§ What you are asked to do:
Please print every record that follows, keeping each one exactly as it is.

-------- Data under study --------

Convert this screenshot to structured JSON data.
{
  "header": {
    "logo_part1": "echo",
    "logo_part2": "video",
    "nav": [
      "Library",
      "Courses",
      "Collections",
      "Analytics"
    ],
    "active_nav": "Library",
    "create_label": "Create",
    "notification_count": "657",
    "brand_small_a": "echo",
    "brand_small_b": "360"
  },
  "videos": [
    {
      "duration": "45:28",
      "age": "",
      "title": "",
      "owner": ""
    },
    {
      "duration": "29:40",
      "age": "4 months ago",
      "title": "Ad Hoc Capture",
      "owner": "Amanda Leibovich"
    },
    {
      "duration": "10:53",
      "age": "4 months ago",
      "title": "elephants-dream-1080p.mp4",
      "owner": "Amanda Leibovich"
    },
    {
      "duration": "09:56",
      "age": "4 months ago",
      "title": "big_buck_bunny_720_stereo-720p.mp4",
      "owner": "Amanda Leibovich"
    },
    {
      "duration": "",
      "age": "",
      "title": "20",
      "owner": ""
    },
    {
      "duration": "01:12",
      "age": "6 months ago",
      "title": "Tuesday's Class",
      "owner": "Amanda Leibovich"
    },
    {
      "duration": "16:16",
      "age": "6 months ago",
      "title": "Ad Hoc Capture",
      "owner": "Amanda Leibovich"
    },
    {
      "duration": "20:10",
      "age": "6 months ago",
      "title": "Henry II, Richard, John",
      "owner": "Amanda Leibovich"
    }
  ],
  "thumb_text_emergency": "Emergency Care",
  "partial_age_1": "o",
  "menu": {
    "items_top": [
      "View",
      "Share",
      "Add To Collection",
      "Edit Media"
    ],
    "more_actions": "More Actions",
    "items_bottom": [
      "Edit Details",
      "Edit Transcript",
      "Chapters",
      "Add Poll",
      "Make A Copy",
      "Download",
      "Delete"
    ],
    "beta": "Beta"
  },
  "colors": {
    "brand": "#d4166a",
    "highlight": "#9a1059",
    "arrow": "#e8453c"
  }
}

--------

§ Answer space:
Convert this screenshot to structured JSON data.
{
  "header": {
    "logo_part1": "echo",
    "logo_part2": "video",
    "nav": [
      "Library",
      "Courses",
      "Collections",
      "Analytics"
    ],
    "active_nav": "Library",
    "create_label": "Create",
    "notification_count": "657",
    "brand_small_a": "echo",
    "brand_small_b": "360"
  },
  "videos": [
    {
      "duration": "45:28",
      "age": "",
      "title": "",
      "owner": ""
    },
    {
      "duration": "29:40",
      "age": "4 months ago",
      "title": "Ad Hoc Capture",
      "owner": "Amanda Leibovich"
    },
    {
      "duration": "10:53",
      "age": "4 months ago",
      "title": "elephants-dream-1080p.mp4",
      "owner": "Amanda Leibovich"
    },
    {
      "duration": "09:56",
      "age": "4 months ago",
      "title": "big_buck_bunny_720_stereo-720p.mp4",
      "owner": "Amanda Leibovich"
    },
    {
      "duration": "",
      "age": "",
      "title": "20",
      "owner": ""
    },
    {
      "duration": "01:12",
      "age": "6 months ago",
      "title": "Tuesday's Class",
      "owner": "Amanda Leibovich"
    },
    {
      "duration": "16:16",
      "age": "6 months ago",
      "title": "Ad Hoc Capture",
      "owner": "Amanda Leibovich"
    },
    {
      "duration": "20:10",
      "age": "6 months ago",
      "title": "Henry II, Richard, John",
      "owner": "Amanda Leibovich"
    }
  ],
  "thumb_text_emergency": "Emergency Care",
  "partial_age_1": "o",
  "menu": {
    "items_top": [
      "View",
      "Share",
      "Add To Collection",
      "Edit Media"
    ],
    "more_actions": "More Actions",
    "items_bottom": [
      "Edit Details",
      "Edit Transcript",
      "Chapters",
      "Add Poll",
      "Make A Copy",
      "Download",
      "Delete"
    ],
    "beta": "Beta"
  },
  "colors": {
    "brand": "#d4166a",
    "highlight": "#9a1059",
    "arrow": "#e8453c"
  }
}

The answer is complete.